The Story Behind Trashpackers
”Trashpackers is Give Something Back-Packing”
~ Tijmen Sissing (27) – Founder of Trashpackers
Tijmen (Dutch) left Australia to go to Asia during his backpacking adventure, in 2012. He was shocked to find polluted areas everywhere. Going back into his travels by the end of 2017, he learned that the problem of pollution had spread throughout the whole of South-East Asia.
Willing to change this, whilst he was backpacking, Tijmen decided to act.
“Many backpackers I met along the way shared my concerns, we talked about it a lot. Although I appreciated the conversations, we were just talking. I wanted to actually do something about it.”
The first cleanup
The next day he cleaned up a river in Phnom Penh, Cambodia. His cleanup gained a lot of attention.
“Some people just stopped to stare at me, taking photos or videos, others came up to me saying thank you. There was even a guy who thought I cleaned because of a community service duty! Even though i’ve collected some bin bags, i found it more interesting that i made people think and talk about it.”

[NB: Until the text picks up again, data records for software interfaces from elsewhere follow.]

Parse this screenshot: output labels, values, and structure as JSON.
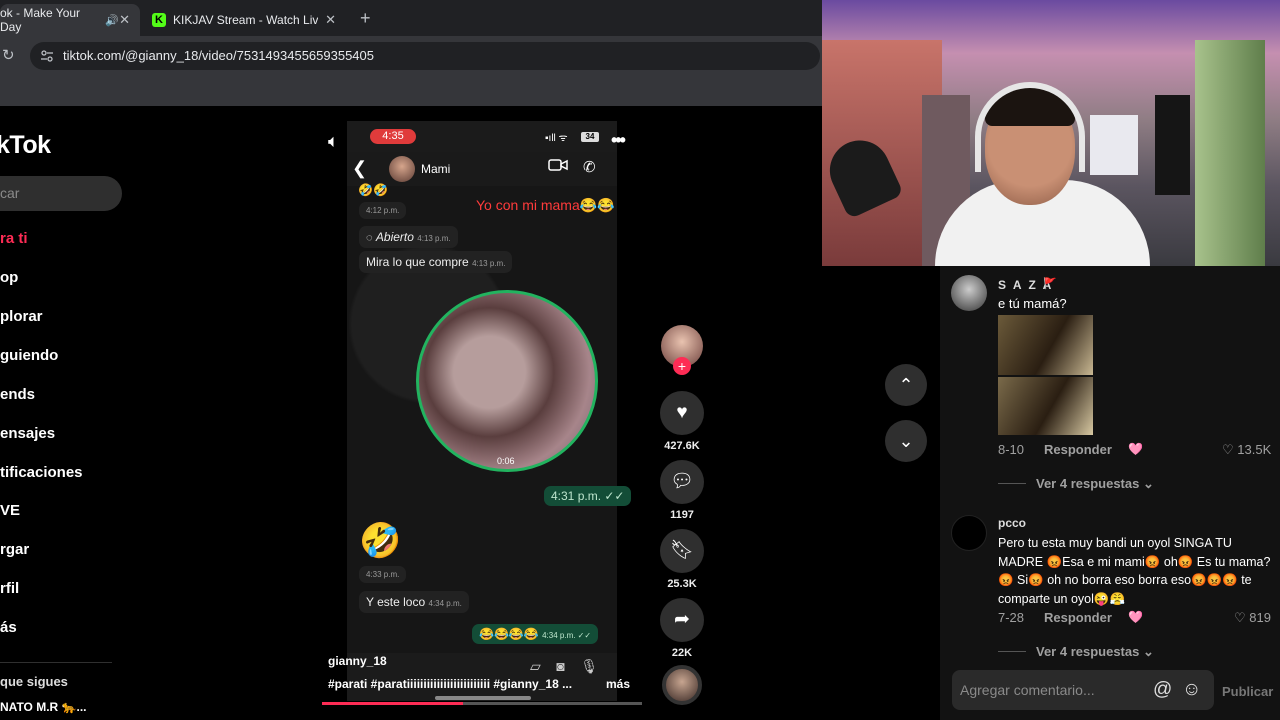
{
  "browser": {
    "tabs": [
      {
        "title": "ok - Make Your Day",
        "audio": "🔊",
        "close": "✕"
      },
      {
        "title": "KIKJAV Stream - Watch Live on",
        "close": "✕"
      }
    ],
    "new_tab": "+",
    "reload": "↻",
    "url": "tiktok.com/@gianny_18/video/7531493455659355405"
  },
  "sidebar": {
    "logo": "kTok",
    "search_placeholder": "car",
    "items": [
      {
        "label": "ra ti"
      },
      {
        "label": "op"
      },
      {
        "label": "plorar"
      },
      {
        "label": "guiendo"
      },
      {
        "label": "ends"
      },
      {
        "label": "ensajes"
      },
      {
        "label": "tificaciones"
      },
      {
        "label": "VE"
      },
      {
        "label": "rgar"
      },
      {
        "label": "rfil"
      },
      {
        "label": "ás"
      }
    ],
    "following_title": "que sigues",
    "following_user": "NATO M.R 🐆..."
  },
  "video": {
    "status_time": "4:35",
    "signal": "▪ıll ᯤ",
    "battery": "34",
    "chat_name": "Mami",
    "messages": {
      "ts1": "4:12 p.m.",
      "overlay": "Yo con mi mama😂😂",
      "abierto": "Abierto",
      "abierto_ts": "4:13 p.m.",
      "mira": "Mira lo que compre",
      "mira_ts": "4:13 p.m.",
      "circle_duration": "0:06",
      "out_ts1": "4:31 p.m. ✓✓",
      "laugh": "🤣",
      "ts_433": "4:33 p.m.",
      "y_este": "Y este loco",
      "y_este_ts": "4:34 p.m.",
      "out_emojis": "😂😂😂😂",
      "out_emojis_ts": "4:34 p.m. ✓✓"
    },
    "caption_user": "gianny_18",
    "caption_tags": "#parati  #paratiiiiiiiiiiiiiiiiiiiiiiiii  #gianny_18  ...",
    "caption_more": "más",
    "progress": 0.44
  },
  "actions": {
    "follow": "+",
    "likes": "427.6K",
    "comments": "1197",
    "saves": "25.3K",
    "shares": "22K"
  },
  "nav_arrows": {
    "up": "⌃",
    "down": "⌄"
  },
  "comments_panel": {
    "comment1": {
      "user": "S A Z A",
      "flag": "🚩",
      "text": "e tú mamá?",
      "date": "8-10",
      "reply": "Responder",
      "likes": "13.5K",
      "view_more": "Ver 4 respuestas"
    },
    "comment2": {
      "user": "pcco",
      "text": "Pero tu esta muy bandi un oyol SINGA TU MADRE 😡Esa e mi mami😡 oh😡 Es tu mama? 😡 Si😡 oh no borra eso borra eso😡😡😡 te comparte un oyol😜😤",
      "date": "7-28",
      "reply": "Responder",
      "likes": "819",
      "view_more": "Ver 4 respuestas"
    },
    "input_placeholder": "Agregar comentario...",
    "publish": "Publicar"
  }
}
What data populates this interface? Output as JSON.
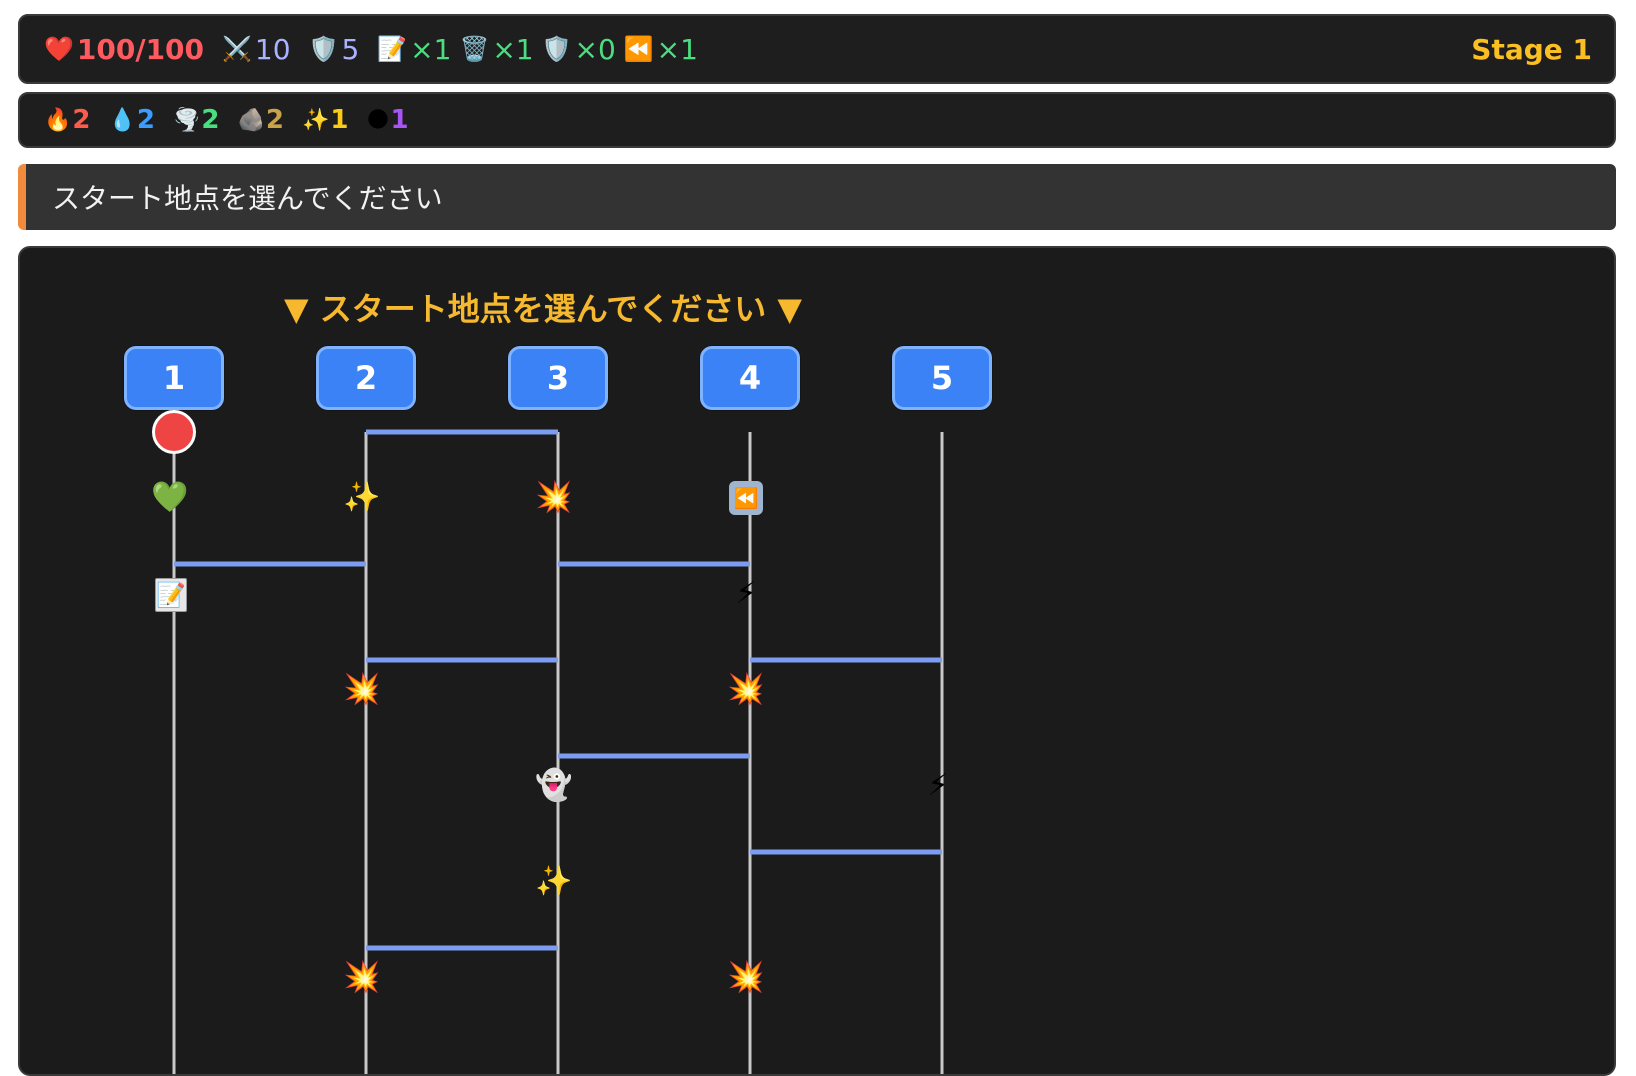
{
  "status": {
    "hp": {
      "icon": "❤️",
      "value": "100/100"
    },
    "attack": {
      "icon": "⚔️",
      "value": "10"
    },
    "defense": {
      "icon": "🛡️",
      "value": "5"
    },
    "items": [
      {
        "icon": "📝",
        "name": "memo-item",
        "value": "×1"
      },
      {
        "icon": "🗑️",
        "name": "trash-item",
        "value": "×1"
      },
      {
        "icon": "🛡️",
        "name": "shield-item",
        "value": "×0"
      },
      {
        "icon": "⏪",
        "name": "rewind-item",
        "value": "×1"
      }
    ],
    "stage": "Stage 1"
  },
  "elements": [
    {
      "icon": "🔥",
      "name": "fire",
      "value": "2",
      "color": "#ff5a4a"
    },
    {
      "icon": "💧",
      "name": "water",
      "value": "2",
      "color": "#3b9dff"
    },
    {
      "icon": "🌪️",
      "name": "wind",
      "value": "2",
      "color": "#4ade80"
    },
    {
      "icon": "🪨",
      "name": "earth",
      "value": "2",
      "color": "#c9a24a"
    },
    {
      "icon": "✨",
      "name": "light",
      "value": "1",
      "color": "#facc15"
    },
    {
      "icon": "🌑",
      "name": "dark",
      "value": "1",
      "color": "#a855f7"
    }
  ],
  "message": "スタート地点を選んでください",
  "board": {
    "prompt": "▼ スタート地点を選んでください ▼",
    "columns": [
      "1",
      "2",
      "3",
      "4",
      "5"
    ],
    "start_column": 1,
    "rungs": [
      {
        "from": 2,
        "to": 3,
        "row": 0
      },
      {
        "from": 1,
        "to": 2,
        "row": 1
      },
      {
        "from": 3,
        "to": 4,
        "row": 1
      },
      {
        "from": 2,
        "to": 3,
        "row": 2
      },
      {
        "from": 4,
        "to": 5,
        "row": 2
      },
      {
        "from": 3,
        "to": 4,
        "row": 3
      },
      {
        "from": 4,
        "to": 5,
        "row": 4
      },
      {
        "from": 2,
        "to": 3,
        "row": 5
      }
    ],
    "cells": [
      {
        "col": 1,
        "row": 0,
        "icon": "💚",
        "name": "heal-heart-icon"
      },
      {
        "col": 2,
        "row": 0,
        "icon": "✨",
        "name": "sparkle-icon"
      },
      {
        "col": 3,
        "row": 0,
        "icon": "💥",
        "name": "explosion-icon"
      },
      {
        "col": 4,
        "row": 0,
        "icon": "⏪",
        "name": "rewind-icon"
      },
      {
        "col": 1,
        "row": 1,
        "icon": "📝",
        "name": "memo-icon"
      },
      {
        "col": 4,
        "row": 1,
        "icon": "⚡",
        "name": "lightning-icon"
      },
      {
        "col": 2,
        "row": 2,
        "icon": "💥",
        "name": "explosion-icon"
      },
      {
        "col": 4,
        "row": 2,
        "icon": "💥",
        "name": "explosion-icon"
      },
      {
        "col": 3,
        "row": 3,
        "icon": "👻",
        "name": "ghost-icon"
      },
      {
        "col": 5,
        "row": 3,
        "icon": "⚡",
        "name": "lightning-icon"
      },
      {
        "col": 3,
        "row": 4,
        "icon": "✨",
        "name": "sparkle-icon"
      },
      {
        "col": 2,
        "row": 5,
        "icon": "💥",
        "name": "explosion-icon"
      },
      {
        "col": 4,
        "row": 5,
        "icon": "💥",
        "name": "explosion-icon"
      }
    ]
  }
}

Tijmen wanted to share his adventure, demonstrating how individuals can really make a difference. Initially he wanted to make a video compilation of his cleanups to show what influence one individual has.
“And then the magic happened. When I cleaned a beach in Lahad Datu, Malaysia, locals started giving me water bottles, bin bags, a free ride to the store to buy trash-pickers (with discount), a man gave me a free lunch and a lot of people made pictures or recorded me. Finally done cleaning, 14 bin bags later – I even dragged a television out of the water – I wanted to grab some dinner. Suddenly I heard screaming girls, coming from a restaurant. They showed a video of my cleanup on their phones. One of the recordings had gone viral with 250.000 views in one day.”

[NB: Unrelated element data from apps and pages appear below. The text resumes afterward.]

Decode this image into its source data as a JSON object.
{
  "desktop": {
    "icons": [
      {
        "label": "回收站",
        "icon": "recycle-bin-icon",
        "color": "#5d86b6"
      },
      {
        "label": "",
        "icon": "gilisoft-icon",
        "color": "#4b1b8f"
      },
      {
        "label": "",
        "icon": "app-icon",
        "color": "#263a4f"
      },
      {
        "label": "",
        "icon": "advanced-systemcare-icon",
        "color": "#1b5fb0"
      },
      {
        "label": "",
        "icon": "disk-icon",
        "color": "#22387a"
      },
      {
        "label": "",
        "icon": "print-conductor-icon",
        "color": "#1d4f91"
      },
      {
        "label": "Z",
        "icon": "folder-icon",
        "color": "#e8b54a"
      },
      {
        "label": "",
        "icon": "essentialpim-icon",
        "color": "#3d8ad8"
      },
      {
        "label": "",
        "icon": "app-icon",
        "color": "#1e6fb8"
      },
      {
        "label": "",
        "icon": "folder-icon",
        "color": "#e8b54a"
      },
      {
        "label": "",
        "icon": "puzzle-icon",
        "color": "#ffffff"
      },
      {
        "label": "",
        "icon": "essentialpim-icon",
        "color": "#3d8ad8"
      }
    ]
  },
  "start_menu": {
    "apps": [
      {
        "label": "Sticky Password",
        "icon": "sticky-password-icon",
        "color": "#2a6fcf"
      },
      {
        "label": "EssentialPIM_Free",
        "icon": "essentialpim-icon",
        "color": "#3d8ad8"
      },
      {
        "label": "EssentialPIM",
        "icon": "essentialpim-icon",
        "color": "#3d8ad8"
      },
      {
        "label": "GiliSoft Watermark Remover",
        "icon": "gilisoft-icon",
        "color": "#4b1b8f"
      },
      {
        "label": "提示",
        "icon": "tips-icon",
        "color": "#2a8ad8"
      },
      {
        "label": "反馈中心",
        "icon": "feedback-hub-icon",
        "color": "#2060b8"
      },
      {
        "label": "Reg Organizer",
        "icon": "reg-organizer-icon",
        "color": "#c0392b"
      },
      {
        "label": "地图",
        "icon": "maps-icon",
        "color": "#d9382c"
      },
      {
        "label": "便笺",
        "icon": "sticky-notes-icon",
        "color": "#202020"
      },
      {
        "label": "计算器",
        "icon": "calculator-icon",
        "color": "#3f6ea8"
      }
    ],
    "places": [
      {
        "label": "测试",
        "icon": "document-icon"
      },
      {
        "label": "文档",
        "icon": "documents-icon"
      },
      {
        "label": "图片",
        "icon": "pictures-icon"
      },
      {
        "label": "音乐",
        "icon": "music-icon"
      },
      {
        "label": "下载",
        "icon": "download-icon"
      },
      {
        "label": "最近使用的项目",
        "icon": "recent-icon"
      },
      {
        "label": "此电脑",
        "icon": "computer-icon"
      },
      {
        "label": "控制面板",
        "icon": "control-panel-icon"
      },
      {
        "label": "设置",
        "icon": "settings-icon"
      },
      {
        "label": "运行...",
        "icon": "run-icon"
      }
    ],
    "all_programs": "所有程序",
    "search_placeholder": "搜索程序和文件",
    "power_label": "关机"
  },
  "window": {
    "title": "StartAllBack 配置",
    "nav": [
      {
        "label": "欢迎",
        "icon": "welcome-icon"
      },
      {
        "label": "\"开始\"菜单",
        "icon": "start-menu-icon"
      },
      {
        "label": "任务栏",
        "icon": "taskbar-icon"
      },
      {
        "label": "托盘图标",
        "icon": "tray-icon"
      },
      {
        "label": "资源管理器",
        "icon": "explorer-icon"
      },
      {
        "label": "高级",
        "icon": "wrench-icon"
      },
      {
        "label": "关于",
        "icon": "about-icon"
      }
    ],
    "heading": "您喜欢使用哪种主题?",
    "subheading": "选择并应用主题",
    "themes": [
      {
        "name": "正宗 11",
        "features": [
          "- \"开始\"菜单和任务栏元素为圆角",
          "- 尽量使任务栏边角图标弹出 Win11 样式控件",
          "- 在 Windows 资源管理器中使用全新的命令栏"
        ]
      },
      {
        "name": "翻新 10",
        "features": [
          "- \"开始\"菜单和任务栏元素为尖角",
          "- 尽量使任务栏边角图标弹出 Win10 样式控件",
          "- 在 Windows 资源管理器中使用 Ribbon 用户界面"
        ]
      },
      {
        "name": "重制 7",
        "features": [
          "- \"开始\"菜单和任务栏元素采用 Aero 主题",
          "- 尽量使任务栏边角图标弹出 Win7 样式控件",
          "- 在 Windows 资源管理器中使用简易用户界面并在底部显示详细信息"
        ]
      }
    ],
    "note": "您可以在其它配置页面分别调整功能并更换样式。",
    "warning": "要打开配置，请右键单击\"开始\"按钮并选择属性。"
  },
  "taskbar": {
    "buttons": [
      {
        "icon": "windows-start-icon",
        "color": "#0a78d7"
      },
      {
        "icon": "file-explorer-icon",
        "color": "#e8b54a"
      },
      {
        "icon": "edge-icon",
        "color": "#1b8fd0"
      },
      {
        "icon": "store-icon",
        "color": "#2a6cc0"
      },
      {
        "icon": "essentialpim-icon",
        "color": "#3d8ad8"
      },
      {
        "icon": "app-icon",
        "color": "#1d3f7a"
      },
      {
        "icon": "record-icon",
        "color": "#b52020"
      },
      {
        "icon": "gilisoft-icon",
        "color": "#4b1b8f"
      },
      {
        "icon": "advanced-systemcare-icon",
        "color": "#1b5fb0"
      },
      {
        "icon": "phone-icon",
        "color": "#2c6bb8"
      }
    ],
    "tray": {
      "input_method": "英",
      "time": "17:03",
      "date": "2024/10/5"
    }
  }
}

The day after, Tijmen was astounded with what he found, ten other individuals with two trucks and two tractors, were cleaning out the beach he already started on. They even managed to clean a second beach! He was then invited by the local government to talk about the problem of pollution.

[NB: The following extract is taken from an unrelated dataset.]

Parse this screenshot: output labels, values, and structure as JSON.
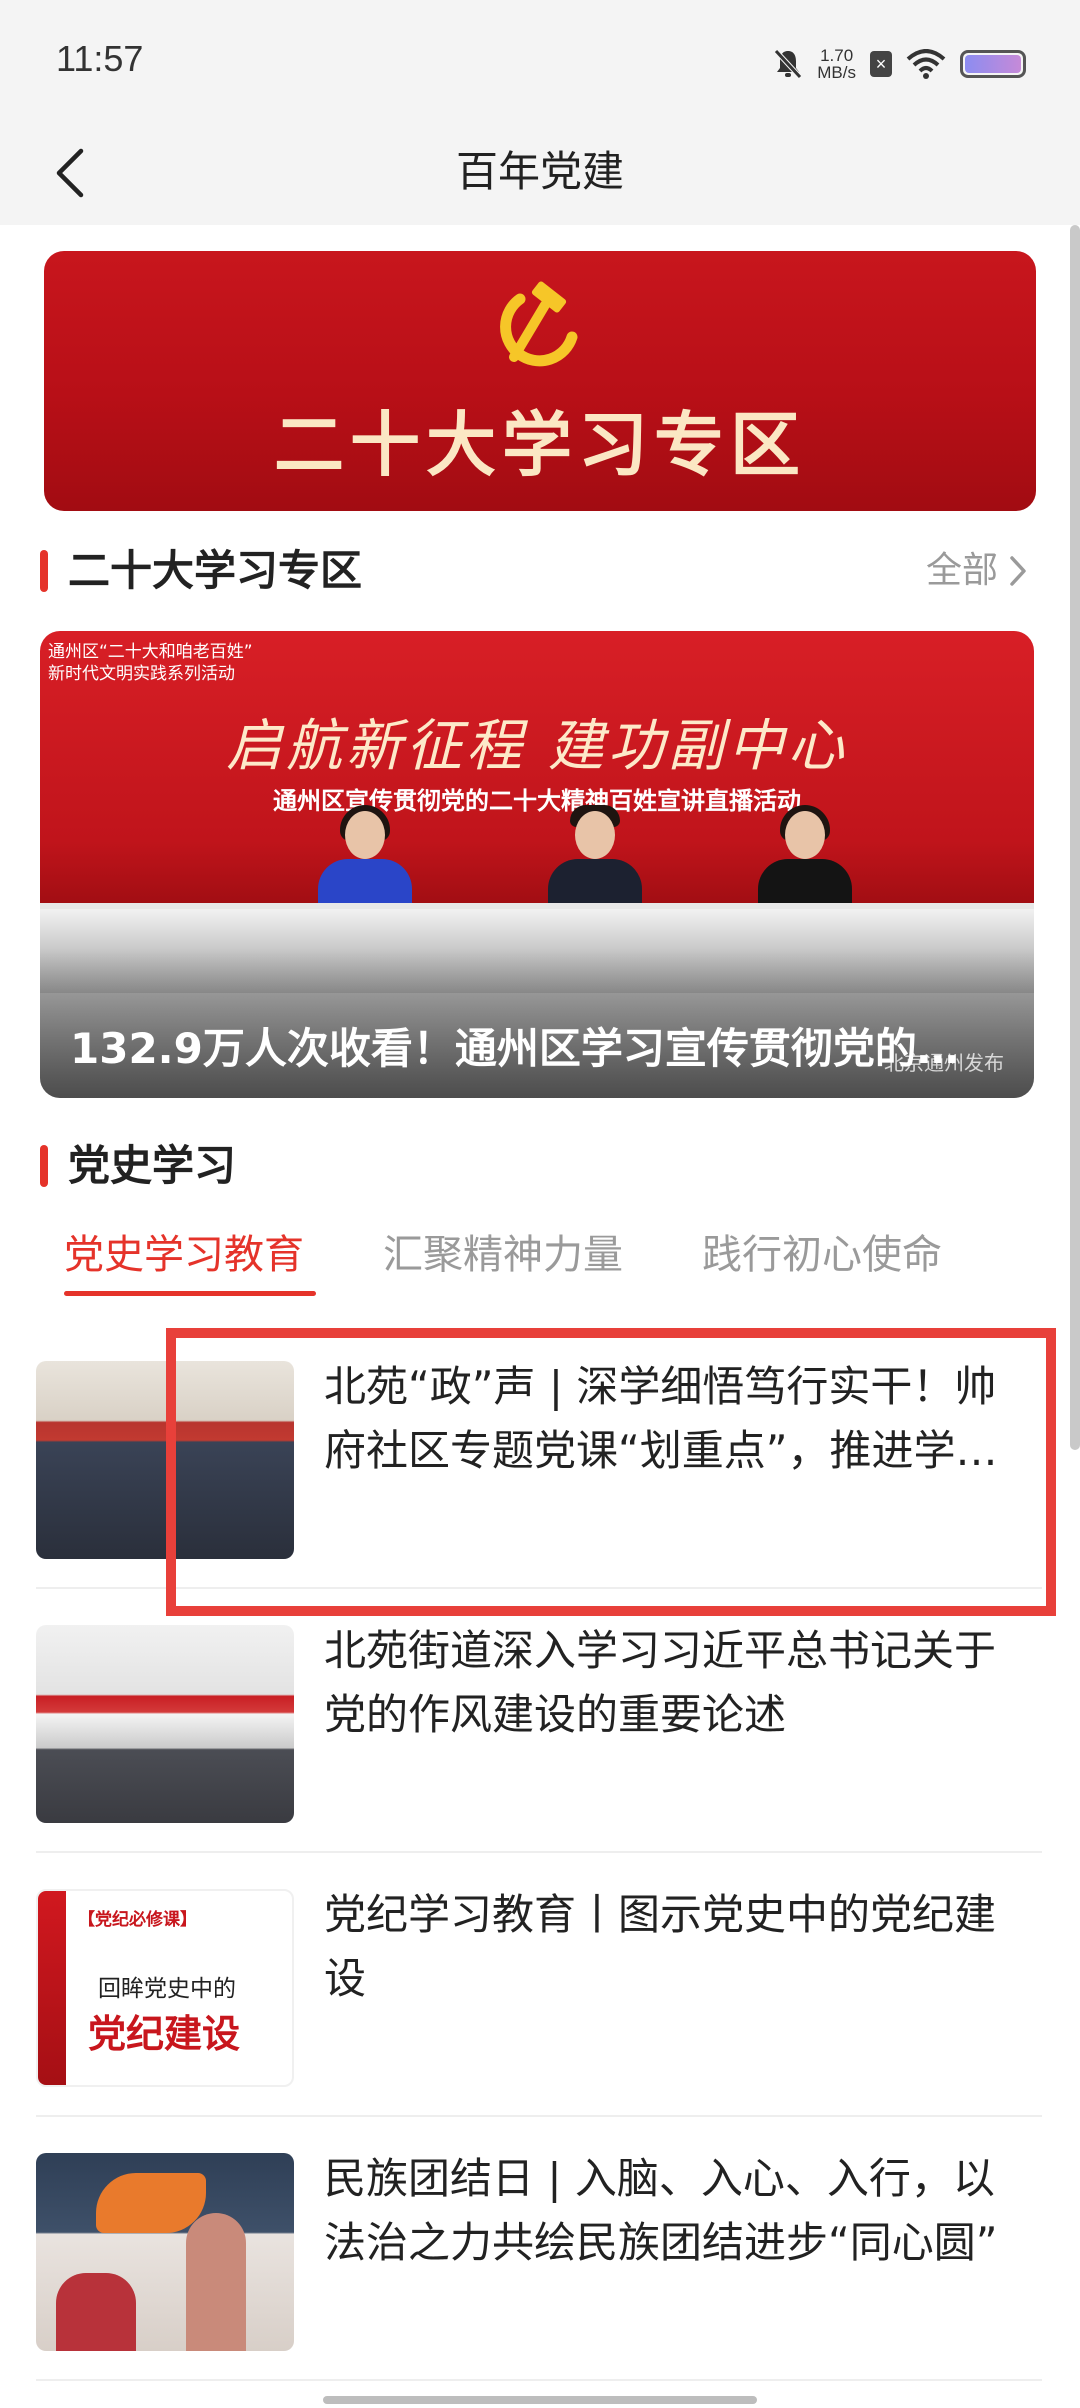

Realizing he had started such a big momentum, Tijmen used his viral peak to start his community Facebook page ‘The Trashpacker’.
“I realized that awareness is the first step into solving our global pollution problem”.
The following day he cleaned up a polluted area in Semporna (Malaysia), pointed out by people in a restaurant who recognized his face. This time, 13 children decided to help him clean. The video he made of this event even made the Malaysian and Chinese news. His Facebook page then grew by 10,000 followers in a week.
“I was touched by the fact that after cleaning up 76 bags of trash, the kids didn’t even ask for money. Instead, they said ‘terima kasih’, which means thank you in Malaysian.”
Eversince, Tijmen went trackpacking from north to south Borneo and hosted cleanup events in each city where he came. In total 442 locals joined him and they’ve collected 959 bin bags! At the same time people were sending him pictures of their own cleanups. A movement was then born.
’If I had one wish for the community, it’s to be our effort to be a warm welcome from us, like presented with the kids from Semporna. Because to be honest, I am afraid that some locals may misunderstand the effort from a bunch of foreigners cleaning in their country. The slogan of the Trashpackers movement is “Give something back-packing’’, because we realize that we are like a guest in someone’s home. Sometimes you bring food or flowers to your friend as a gesture of respect, but instead of bringing something, we take away some trash. Rather than visiting the house with our polluted shoes, we take them off and leave some footprints that will leave the country a bit more beautiful than it already is.’’